[Start of section]

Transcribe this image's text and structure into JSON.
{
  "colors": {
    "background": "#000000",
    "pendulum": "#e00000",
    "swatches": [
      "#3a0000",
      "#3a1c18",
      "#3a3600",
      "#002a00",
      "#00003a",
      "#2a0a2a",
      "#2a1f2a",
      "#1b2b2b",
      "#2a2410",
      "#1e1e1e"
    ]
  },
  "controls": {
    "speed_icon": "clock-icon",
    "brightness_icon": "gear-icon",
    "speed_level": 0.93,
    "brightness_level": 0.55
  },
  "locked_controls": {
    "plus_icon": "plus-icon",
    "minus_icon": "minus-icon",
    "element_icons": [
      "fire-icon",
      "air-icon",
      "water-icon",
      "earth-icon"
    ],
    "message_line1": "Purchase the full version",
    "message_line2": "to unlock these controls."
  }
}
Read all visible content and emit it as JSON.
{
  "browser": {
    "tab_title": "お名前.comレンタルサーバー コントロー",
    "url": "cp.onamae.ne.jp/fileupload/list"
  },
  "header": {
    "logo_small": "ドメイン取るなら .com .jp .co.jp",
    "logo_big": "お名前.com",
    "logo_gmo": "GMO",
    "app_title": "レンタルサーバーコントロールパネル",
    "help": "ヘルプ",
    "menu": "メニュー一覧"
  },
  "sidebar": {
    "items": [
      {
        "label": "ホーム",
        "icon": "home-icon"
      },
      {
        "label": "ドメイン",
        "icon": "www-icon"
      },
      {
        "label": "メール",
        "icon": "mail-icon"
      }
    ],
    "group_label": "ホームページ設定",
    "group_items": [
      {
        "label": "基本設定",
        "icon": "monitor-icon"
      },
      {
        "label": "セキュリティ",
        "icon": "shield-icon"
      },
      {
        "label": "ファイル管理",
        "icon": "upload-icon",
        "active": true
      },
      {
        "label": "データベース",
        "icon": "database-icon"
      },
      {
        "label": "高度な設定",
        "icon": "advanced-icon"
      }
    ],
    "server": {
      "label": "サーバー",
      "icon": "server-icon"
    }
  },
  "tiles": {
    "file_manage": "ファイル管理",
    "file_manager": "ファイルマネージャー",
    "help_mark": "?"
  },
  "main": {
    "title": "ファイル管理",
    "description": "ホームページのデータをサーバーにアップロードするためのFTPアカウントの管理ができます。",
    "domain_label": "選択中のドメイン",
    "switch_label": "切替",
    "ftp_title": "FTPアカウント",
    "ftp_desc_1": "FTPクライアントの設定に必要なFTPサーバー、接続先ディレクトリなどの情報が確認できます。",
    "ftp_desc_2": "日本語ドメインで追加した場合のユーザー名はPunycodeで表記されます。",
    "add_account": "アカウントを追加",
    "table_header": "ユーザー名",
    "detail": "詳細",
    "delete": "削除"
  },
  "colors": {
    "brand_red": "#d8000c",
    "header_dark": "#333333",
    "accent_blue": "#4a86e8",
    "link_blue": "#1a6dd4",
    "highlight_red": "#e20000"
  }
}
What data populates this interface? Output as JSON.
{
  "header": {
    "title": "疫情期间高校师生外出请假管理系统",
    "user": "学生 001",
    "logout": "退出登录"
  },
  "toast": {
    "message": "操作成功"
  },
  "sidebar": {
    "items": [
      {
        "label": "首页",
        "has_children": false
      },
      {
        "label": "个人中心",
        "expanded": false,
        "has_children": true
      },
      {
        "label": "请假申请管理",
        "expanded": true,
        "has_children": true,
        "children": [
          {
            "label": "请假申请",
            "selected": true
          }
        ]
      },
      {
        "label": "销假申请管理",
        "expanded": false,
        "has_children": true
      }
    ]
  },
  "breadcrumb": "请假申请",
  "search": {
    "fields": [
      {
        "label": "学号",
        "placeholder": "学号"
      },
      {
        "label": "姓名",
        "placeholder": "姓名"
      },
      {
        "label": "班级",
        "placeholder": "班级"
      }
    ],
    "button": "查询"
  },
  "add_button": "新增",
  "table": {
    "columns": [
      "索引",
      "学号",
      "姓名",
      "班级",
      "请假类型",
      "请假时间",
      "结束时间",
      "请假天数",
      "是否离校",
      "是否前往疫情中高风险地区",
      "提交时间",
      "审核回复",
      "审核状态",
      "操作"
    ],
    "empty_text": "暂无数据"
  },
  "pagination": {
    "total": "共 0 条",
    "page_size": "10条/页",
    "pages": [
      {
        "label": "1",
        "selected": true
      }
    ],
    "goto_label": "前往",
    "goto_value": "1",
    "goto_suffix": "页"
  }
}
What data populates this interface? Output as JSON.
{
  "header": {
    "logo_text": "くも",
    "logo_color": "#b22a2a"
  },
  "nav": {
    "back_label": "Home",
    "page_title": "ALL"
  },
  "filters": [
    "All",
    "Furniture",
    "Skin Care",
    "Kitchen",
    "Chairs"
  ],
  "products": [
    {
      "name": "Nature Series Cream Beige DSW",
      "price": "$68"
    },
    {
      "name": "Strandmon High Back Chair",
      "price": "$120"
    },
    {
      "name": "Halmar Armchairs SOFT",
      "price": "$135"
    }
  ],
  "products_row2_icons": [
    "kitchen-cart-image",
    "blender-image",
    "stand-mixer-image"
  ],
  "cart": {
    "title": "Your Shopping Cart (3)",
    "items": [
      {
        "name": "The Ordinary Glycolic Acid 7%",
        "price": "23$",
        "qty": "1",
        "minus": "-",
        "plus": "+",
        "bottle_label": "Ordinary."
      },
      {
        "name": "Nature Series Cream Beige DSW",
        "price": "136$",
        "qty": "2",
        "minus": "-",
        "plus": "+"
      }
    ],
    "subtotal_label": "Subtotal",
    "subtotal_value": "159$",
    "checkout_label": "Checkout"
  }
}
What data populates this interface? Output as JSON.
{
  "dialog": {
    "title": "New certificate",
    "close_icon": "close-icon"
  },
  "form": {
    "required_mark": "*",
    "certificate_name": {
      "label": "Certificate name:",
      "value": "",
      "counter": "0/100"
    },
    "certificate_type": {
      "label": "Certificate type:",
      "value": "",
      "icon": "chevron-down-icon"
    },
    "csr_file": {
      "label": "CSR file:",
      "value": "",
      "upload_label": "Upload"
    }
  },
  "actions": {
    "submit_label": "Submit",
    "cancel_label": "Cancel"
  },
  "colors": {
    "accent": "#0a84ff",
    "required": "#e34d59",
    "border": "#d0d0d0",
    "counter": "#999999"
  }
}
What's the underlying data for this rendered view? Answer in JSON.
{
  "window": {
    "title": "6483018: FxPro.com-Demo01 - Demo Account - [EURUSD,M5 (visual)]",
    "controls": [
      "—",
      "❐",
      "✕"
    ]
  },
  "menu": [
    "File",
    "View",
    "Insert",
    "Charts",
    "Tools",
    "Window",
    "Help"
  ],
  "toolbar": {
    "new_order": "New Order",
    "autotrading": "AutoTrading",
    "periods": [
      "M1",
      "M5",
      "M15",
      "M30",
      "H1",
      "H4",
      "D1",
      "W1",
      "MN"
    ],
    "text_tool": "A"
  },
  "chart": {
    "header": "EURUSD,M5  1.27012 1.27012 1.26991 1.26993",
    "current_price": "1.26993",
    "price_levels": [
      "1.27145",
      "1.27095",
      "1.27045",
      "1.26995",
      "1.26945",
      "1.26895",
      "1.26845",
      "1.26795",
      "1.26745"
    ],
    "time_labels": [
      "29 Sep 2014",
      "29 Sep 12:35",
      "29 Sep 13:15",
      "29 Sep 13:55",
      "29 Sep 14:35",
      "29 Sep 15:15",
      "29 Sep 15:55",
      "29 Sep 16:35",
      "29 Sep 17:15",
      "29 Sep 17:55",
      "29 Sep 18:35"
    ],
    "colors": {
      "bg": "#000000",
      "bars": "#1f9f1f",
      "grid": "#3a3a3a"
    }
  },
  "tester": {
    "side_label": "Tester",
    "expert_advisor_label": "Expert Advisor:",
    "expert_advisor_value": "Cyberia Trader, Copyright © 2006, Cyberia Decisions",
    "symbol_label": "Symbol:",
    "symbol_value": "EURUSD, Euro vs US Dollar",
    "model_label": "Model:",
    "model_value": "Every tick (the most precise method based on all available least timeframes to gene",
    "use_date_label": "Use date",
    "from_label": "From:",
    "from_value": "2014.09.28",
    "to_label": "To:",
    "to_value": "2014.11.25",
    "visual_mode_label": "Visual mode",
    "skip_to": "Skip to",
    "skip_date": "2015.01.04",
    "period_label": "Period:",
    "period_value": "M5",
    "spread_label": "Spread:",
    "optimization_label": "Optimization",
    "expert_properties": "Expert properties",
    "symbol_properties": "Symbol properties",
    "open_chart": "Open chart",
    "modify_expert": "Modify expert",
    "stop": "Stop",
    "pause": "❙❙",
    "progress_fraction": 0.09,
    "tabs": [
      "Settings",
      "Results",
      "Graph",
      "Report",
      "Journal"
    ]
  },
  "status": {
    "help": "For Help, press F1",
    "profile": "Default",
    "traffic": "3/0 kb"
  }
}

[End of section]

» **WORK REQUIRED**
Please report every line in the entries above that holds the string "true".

» **RESULT FOR THIS TASK**
        "active": true
        "has_children": true
        "expanded": true,
        "has_children": true,
            "selected": true
        "has_children": true
        "selected": true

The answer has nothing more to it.